### TRY IT
Print the listing below exactly as written.

### SUPPLIED DATA
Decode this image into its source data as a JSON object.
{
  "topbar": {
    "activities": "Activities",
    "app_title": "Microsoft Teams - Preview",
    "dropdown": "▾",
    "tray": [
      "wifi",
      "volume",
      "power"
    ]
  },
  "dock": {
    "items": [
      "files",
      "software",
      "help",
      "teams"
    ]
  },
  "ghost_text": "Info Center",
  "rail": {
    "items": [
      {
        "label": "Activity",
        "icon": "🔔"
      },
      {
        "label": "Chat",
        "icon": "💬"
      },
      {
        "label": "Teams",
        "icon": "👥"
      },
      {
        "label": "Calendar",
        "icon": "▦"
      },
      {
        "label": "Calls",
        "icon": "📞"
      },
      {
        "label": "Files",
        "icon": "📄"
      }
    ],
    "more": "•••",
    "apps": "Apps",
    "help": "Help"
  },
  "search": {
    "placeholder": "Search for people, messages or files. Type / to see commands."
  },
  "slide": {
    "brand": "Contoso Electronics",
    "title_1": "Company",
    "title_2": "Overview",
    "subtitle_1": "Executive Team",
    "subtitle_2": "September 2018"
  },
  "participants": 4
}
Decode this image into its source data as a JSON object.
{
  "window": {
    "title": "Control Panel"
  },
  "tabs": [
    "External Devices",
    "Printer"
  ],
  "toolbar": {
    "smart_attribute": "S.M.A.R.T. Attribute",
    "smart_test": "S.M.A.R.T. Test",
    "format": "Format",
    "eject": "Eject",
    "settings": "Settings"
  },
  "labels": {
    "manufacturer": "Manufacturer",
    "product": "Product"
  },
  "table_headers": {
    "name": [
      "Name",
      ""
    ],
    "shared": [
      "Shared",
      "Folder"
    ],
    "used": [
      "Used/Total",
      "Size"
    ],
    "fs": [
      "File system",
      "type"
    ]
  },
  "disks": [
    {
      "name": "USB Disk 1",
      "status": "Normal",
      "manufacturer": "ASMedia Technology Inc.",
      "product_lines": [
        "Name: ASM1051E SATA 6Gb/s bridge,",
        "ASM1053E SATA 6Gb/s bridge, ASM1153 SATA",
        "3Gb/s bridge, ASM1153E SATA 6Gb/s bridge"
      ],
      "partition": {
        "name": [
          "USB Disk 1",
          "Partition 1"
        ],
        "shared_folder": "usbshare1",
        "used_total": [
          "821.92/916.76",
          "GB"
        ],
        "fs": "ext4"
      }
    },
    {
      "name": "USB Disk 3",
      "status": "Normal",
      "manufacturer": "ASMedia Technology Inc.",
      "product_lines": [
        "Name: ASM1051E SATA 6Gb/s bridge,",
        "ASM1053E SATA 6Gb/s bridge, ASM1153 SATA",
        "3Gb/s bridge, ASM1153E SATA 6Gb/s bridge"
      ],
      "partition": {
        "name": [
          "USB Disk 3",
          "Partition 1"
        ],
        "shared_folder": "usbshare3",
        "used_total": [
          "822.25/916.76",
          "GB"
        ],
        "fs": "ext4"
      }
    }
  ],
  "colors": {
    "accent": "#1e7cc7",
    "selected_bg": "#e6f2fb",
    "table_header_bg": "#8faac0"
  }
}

### RESULT OF THIS EXERCISE
Decode this image into its source data as a JSON object.
{
  "topbar": {
    "activities": "Activities",
    "app_title": "Microsoft Teams - Preview",
    "dropdown": "▾",
    "tray": [
      "wifi",
      "volume",
      "power"
    ]
  },
  "dock": {
    "items": [
      "files",
      "software",
      "help",
      "teams"
    ]
  },
  "ghost_text": "Info Center",
  "rail": {
    "items": [
      {
        "label": "Activity",
        "icon": "🔔"
      },
      {
        "label": "Chat",
        "icon": "💬"
      },
      {
        "label": "Teams",
        "icon": "👥"
      },
      {
        "label": "Calendar",
        "icon": "▦"
      },
      {
        "label": "Calls",
        "icon": "📞"
      },
      {
        "label": "Files",
        "icon": "📄"
      }
    ],
    "more": "•••",
    "apps": "Apps",
    "help": "Help"
  },
  "search": {
    "placeholder": "Search for people, messages or files. Type / to see commands."
  },
  "slide": {
    "brand": "Contoso Electronics",
    "title_1": "Company",
    "title_2": "Overview",
    "subtitle_1": "Executive Team",
    "subtitle_2": "September 2018"
  },
  "participants": 4
}
Decode this image into its source data as a JSON object.
{
  "window": {
    "title": "Control Panel"
  },
  "tabs": [
    "External Devices",
    "Printer"
  ],
  "toolbar": {
    "smart_attribute": "S.M.A.R.T. Attribute",
    "smart_test": "S.M.A.R.T. Test",
    "format": "Format",
    "eject": "Eject",
    "settings": "Settings"
  },
  "labels": {
    "manufacturer": "Manufacturer",
    "product": "Product"
  },
  "table_headers": {
    "name": [
      "Name",
      ""
    ],
    "shared": [
      "Shared",
      "Folder"
    ],
    "used": [
      "Used/Total",
      "Size"
    ],
    "fs": [
      "File system",
      "type"
    ]
  },
  "disks": [
    {
      "name": "USB Disk 1",
      "status": "Normal",
      "manufacturer": "ASMedia Technology Inc.",
      "product_lines": [
        "Name: ASM1051E SATA 6Gb/s bridge,",
        "ASM1053E SATA 6Gb/s bridge, ASM1153 SATA",
        "3Gb/s bridge, ASM1153E SATA 6Gb/s bridge"
      ],
      "partition": {
        "name": [
          "USB Disk 1",
          "Partition 1"
        ],
        "shared_folder": "usbshare1",
        "used_total": [
          "821.92/916.76",
          "GB"
        ],
        "fs": "ext4"
      }
    },
    {
      "name": "USB Disk 3",
      "status": "Normal",
      "manufacturer": "ASMedia Technology Inc.",
      "product_lines": [
        "Name: ASM1051E SATA 6Gb/s bridge,",
        "ASM1053E SATA 6Gb/s bridge, ASM1153 SATA",
        "3Gb/s bridge, ASM1153E SATA 6Gb/s bridge"
      ],
      "partition": {
        "name": [
          "USB Disk 3",
          "Partition 1"
        ],
        "shared_folder": "usbshare3",
        "used_total": [
          "822.25/916.76",
          "GB"
        ],
        "fs": "ext4"
      }
    }
  ],
  "colors": {
    "accent": "#1e7cc7",
    "selected_bg": "#e6f2fb",
    "table_header_bg": "#8faac0"
  }
}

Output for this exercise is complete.